WHAT YOU SHOULD DO: A single figure is wanted: the count of lines below containing the string "icon".

DATASET CONTENT:
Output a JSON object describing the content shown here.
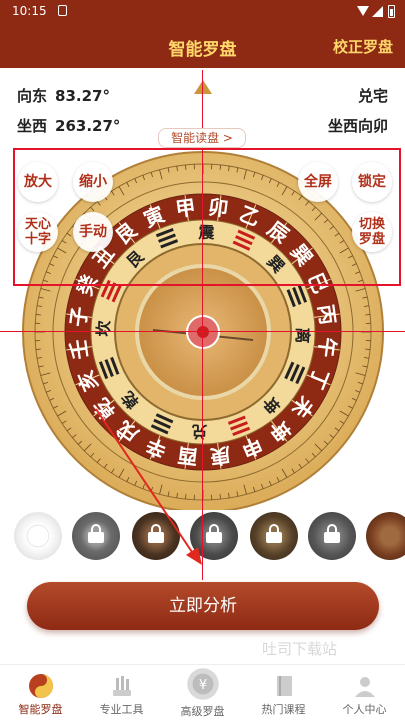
{
  "status": {
    "time": "10:15"
  },
  "header": {
    "title": "智能罗盘",
    "calibrate": "校正罗盘"
  },
  "info": {
    "facing_label": "向东",
    "facing_value": "83.27°",
    "house": "兑宅",
    "sitting_label": "坐西",
    "sitting_value": "263.27°",
    "orientation": "坐西向卯"
  },
  "read_disk": "智能读盘 >",
  "controls": {
    "zoom_in": "放大",
    "zoom_out": "缩小",
    "fullscreen": "全屏",
    "lock": "锁定",
    "crosshair_line1": "天心",
    "crosshair_line2": "十字",
    "manual": "手动",
    "switch_line1": "切换",
    "switch_line2": "罗盘"
  },
  "compass": {
    "mountains": [
      "甲",
      "卯",
      "乙",
      "辰",
      "巽",
      "巳",
      "丙",
      "午",
      "丁",
      "未",
      "坤",
      "申",
      "庚",
      "酉",
      "辛",
      "戌",
      "乾",
      "亥",
      "壬",
      "子",
      "癸",
      "丑",
      "艮",
      "寅"
    ],
    "trigrams": [
      "震",
      "巽",
      "离",
      "坤",
      "兑",
      "乾",
      "坎",
      "艮"
    ],
    "accent": "#8e2a14",
    "gold": "#e9c67a"
  },
  "thumbnails": [
    {
      "locked": false
    },
    {
      "locked": true
    },
    {
      "locked": true
    },
    {
      "locked": true
    },
    {
      "locked": true
    },
    {
      "locked": true
    },
    {
      "locked": false
    }
  ],
  "analyze_button": "立即分析",
  "watermark": "吐司下载站",
  "tabs": [
    {
      "label": "智能罗盘",
      "icon": "yin-yang-icon",
      "active": true
    },
    {
      "label": "专业工具",
      "icon": "tools-icon",
      "active": false
    },
    {
      "label": "高级罗盘",
      "icon": "coin-icon",
      "active": false
    },
    {
      "label": "热门课程",
      "icon": "book-icon",
      "active": false
    },
    {
      "label": "个人中心",
      "icon": "user-icon",
      "active": false
    }
  ]
}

SOLVED EXERCISE: 5